Posture is almost certainly associated with some pain problems, but much more weakly than most people believe. Postural habits with clear consequences and easy fixes are almost unheard of. Much of so-called poor posture is defined as just postural stress and being stuck with bad ergonomics not really a postural problem at all. Many people seem to be unusually vulnerable to poor postures and postural stress, but these people also may not have a posture problem, but a pain problem. A lot of more elements of poor posture are probably outcome of long-term biological adaptation that is either very hard or impossible to alter. About the only clear benefit to tinkering with posture is it can affect mood, emotion and probably pain degree of.
Trying to change posture is probably not worthwhile for most people, this.

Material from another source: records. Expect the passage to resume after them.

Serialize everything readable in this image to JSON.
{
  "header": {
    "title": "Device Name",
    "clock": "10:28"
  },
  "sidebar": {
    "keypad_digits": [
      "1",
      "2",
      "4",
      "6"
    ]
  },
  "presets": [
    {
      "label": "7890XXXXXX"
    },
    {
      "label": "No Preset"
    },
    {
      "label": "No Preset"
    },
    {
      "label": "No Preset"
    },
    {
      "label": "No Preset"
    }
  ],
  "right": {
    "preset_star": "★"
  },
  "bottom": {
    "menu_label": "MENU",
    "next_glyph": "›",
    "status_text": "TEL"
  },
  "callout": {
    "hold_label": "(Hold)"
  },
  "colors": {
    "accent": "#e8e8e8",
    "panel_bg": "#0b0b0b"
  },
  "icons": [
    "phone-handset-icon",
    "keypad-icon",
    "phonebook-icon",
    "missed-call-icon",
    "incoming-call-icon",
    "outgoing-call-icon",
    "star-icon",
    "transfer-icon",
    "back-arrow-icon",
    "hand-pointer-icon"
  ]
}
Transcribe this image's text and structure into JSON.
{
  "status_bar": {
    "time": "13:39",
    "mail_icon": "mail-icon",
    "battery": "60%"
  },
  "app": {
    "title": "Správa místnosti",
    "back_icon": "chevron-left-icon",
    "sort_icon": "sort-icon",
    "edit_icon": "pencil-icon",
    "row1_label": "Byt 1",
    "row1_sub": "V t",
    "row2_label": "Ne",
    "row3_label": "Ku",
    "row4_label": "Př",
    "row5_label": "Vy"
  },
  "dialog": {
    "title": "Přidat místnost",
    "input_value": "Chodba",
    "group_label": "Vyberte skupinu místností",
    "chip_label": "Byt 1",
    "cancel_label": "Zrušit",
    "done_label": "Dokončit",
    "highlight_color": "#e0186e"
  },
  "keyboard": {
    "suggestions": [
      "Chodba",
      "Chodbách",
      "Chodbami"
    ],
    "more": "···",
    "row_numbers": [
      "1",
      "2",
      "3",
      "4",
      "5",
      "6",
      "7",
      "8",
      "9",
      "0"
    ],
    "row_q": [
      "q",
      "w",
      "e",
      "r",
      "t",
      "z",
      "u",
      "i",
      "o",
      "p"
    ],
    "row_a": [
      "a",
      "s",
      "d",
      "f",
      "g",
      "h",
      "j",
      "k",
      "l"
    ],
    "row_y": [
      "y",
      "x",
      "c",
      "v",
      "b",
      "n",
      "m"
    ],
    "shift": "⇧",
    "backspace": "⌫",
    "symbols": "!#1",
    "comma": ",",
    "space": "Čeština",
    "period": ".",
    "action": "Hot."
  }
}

However, if you want to test it and see, your best bet is probably increased activity, especially tasks that require coordination, and especially everything else you enjoy an activity that inspires, rather than a single that requires discipline. Ergonomic tuning may also be particularly helpful, especially with specific challenges. Technical and advanced methods taught by posture gurus are generally more or less wildly speculative and completely untested scientifically..